Bailey expected boos from crowd Jamaica International Invitational
FOREIGN athletes are used to getting a good reception from Jamaicans when they compete at the Jamaica International Invitational, an IAAF World Challenge meet, at the National Stadium.
The likes of Justin Gatlin, Tyson Gay and Carmelita Jeter are just some of the big name athletes who the crowd has always welcomed with loud cheer.
However, this was not the case on Saturday night for the United States' Ryan Bailey.
Bailey, who anchored the United States men's 4x100 metres relay team to defeat a Jamaican quartet - which included Usain Bolt the previous week in The Bahamas at the World Relays - drew the ire of the Jamaican public with his celebration of that victory.
The American, whose team had been losing to Bolt for over seven years in the relays, celebrated by doing Bolt's trademark 'To di Worl' pose with the addition of dragging his finger across his throat.
Bolt's Racers club training partner, Warren Weir, had hit out at Bailey for 'disrespecting' Bolt and track and field, after anchoring Jamaica to victory in the men's 4x200m at the World Relays.
Others used social media to chastise Bailey, and on Saturday night, when the sprinter made his appearance for the men's 100 metres, the crowd booed loudly.
Regardless of the boos, the American appeared quite jovial and respectful as he walked along the track and waved repeatedly to fans in the stands, both prior to, after his event and at the medal presentation.
In an interview with The Gleaner, he said he expected that sort of crowd reaction.
"I knew the crowd would have done this and my only regret was that it was not louder as if this was the case I surely would have run much faster," said Bailey, laughingly.
He placed second behind Jamaican Asafa Powell, who raced to a world leading and season best 9.84 seconds. Bailey clocked 9.93.

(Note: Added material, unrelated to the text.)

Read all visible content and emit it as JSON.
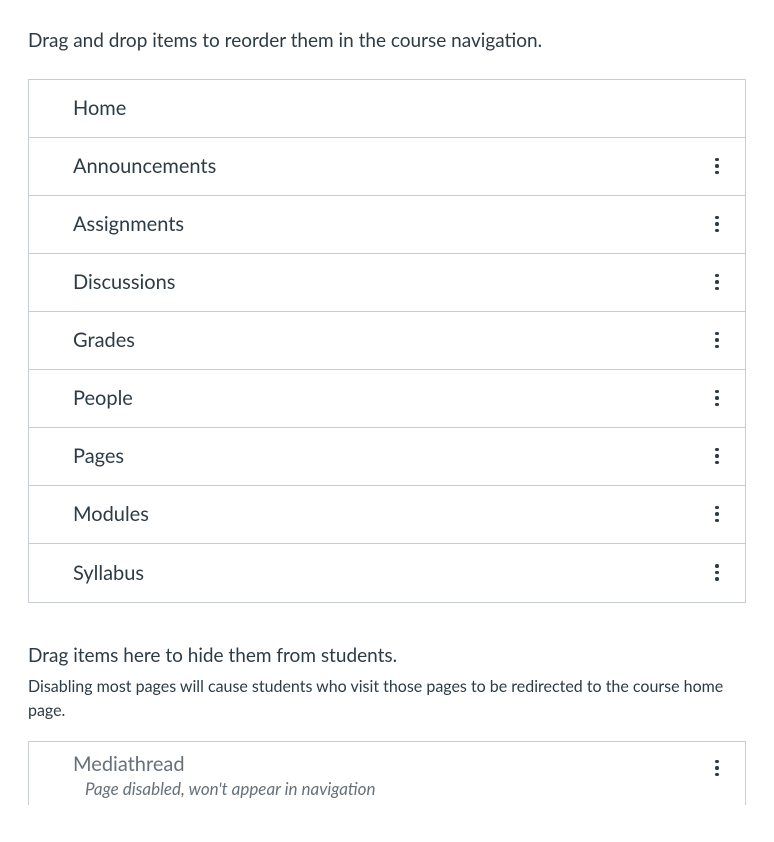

"I am satisfied with the result despite a very sluggish start, but my mid-race was good and when you run sub 10 seconds it is always a wonderful feeling," stated Bailey.